Jean-Marc : We just released a maxi when we started touring, the London audience was very welcoming, very warm, they were visibly happy to be there, happy we were there, they were dancing and came to talk to us after the show, it was very light, no pressure, very nice.
Céline : Do you like playing live?
Adrien : No, not a lot, but we love playing in London. The atmosphere is magnificent, the people in a festive mood. There is an enormous gap between composing and performing. Especially with electronic music. Rock musicians already are in live configuration, it is another step for them, from writing to recording, from the studio to rehearsing and then performing.
Céline : But performing live also brings an evolution in the musicality of the tracks…
Adrien : Yes, of course, we’ve come to realise that playing live enables us to try out extended versions and then to come on a lot stronger, to play a lot more techno or even to explore a pop vibe, it works both ways. Especially due to the fact that we don’t perform through a “heavy” configuration, it’s very basic. We have a laptop, a midi…
Céline : You use FruityLoops which is very easy to handle. Is that what you’re looking for, to make it easy on yourselves?
Jean-Marc : Yes. We are not “nerds”, nor we are technicians. We appreciate making a light and spontaneous music. FruityLoops was then an obvious choice because of its accessibility, its ergonomic handiness, it corresponds well to what we do and what we want to transcribe.
Our phone conversation ended around Berlin where the three Sex In Dallas partners in crime have moved, “We composed everything in Berlin, we were already largely settled there and it is a highly charged place, musically speaking obviously, the electronic scene and the clubs are massive.” There, they rub shoulders with a multitude of ex-pats musicians (Chicks On Speed, Dat Politics) who work to re-awaken the city to a golden age it previously witnessed in the 80s, with the likes of David Bowie, Lou Reed, Iggy Pop and other Nick Cave who went there to record some of the most visceral and impossible to miss albums in the History of Rock. The only difference being that the wall that divided the city is no longer, what remains is an ever bubbling creativity and a schizophrenic-like atmosphere of the former divide. Their German location might only be temporary, it suits the music of Sex In Dallas and their first musical postcard “Around The War”. The band is not opposed to collaborations (as Andrew Weatherall or Trevor Jackson can testify) even if it means a stay on the other side of the Channel where they already have a serious fanbase amongst their British counterparts.
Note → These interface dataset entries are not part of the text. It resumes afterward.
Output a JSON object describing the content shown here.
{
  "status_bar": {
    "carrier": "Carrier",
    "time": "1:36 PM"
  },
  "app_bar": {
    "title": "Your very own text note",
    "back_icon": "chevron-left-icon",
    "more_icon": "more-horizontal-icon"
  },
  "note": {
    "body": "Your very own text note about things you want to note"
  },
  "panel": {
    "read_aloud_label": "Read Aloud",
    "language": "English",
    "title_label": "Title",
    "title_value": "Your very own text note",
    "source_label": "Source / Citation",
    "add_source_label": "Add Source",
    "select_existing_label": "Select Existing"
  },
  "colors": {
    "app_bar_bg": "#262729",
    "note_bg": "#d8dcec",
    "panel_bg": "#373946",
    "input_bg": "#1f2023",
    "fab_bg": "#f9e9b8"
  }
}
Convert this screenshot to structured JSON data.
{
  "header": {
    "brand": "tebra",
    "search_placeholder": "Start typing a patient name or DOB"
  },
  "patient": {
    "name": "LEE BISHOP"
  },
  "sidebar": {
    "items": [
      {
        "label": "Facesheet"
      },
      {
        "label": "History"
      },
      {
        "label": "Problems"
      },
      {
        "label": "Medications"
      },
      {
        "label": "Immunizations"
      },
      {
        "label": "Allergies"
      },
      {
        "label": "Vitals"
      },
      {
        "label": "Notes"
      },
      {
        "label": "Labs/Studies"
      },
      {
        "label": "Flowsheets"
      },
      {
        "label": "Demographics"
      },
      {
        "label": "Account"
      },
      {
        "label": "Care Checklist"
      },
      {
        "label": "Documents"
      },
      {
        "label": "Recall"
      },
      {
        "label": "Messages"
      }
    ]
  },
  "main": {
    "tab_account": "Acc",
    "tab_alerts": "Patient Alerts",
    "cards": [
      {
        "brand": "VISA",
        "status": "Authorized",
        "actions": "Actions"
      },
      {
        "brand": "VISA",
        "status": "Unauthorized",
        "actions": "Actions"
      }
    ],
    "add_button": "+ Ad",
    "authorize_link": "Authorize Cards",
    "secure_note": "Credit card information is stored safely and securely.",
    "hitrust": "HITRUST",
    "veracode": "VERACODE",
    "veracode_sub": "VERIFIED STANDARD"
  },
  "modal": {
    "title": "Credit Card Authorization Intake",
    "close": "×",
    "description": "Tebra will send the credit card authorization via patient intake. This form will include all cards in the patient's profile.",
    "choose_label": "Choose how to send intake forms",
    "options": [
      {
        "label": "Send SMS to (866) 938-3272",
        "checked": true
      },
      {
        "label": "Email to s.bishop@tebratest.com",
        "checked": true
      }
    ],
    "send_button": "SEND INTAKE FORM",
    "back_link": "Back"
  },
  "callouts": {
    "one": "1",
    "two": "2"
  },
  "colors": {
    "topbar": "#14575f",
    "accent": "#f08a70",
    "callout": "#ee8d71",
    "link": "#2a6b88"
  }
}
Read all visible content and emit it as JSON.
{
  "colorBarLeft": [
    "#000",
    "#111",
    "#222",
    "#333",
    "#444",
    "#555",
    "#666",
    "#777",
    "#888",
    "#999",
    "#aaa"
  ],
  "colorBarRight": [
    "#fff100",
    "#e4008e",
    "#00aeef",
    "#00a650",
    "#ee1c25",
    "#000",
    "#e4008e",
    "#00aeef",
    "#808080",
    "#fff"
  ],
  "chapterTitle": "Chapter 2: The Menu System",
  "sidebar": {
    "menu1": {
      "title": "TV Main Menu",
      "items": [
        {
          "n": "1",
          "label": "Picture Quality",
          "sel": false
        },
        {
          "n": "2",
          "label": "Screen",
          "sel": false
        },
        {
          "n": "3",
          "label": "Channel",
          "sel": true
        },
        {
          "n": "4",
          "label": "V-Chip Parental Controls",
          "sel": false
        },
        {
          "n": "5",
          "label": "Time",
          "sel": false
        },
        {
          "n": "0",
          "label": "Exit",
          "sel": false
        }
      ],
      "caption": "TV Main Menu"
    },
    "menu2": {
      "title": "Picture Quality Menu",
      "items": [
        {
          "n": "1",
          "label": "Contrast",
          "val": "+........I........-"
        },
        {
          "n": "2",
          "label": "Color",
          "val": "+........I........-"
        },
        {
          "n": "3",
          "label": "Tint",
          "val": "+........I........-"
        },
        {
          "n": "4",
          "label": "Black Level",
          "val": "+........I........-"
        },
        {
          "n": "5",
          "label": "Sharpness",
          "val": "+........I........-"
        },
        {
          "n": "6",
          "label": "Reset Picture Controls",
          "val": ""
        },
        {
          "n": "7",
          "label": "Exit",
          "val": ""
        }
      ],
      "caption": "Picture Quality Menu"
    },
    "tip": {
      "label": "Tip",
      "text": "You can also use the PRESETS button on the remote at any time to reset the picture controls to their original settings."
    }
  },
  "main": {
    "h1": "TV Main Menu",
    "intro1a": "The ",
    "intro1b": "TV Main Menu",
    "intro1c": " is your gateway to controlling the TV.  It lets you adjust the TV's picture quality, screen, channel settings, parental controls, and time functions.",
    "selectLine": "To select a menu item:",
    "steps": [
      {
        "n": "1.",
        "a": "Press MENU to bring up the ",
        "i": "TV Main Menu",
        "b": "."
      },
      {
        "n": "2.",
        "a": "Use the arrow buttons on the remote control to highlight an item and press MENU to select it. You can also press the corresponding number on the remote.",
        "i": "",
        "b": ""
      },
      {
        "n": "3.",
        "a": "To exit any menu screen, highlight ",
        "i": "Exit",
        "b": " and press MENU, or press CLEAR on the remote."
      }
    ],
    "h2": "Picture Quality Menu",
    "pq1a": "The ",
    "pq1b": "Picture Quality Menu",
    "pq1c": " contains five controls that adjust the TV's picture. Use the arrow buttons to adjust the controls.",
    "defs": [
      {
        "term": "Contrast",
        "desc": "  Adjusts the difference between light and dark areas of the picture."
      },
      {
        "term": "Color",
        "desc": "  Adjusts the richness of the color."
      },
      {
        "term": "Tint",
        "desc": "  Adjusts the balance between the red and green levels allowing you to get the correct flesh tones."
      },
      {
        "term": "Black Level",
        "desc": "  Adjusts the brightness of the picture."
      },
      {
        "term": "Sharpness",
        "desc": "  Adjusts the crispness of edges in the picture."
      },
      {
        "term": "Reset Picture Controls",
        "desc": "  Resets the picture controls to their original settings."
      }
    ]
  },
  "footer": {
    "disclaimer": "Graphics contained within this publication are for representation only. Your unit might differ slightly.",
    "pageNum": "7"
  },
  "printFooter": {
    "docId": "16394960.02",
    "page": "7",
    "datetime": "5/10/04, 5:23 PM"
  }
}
If you can’t wait to see them live then take a trip to Berlin where they serve electro “On The Rocks” and the natives are multicultural!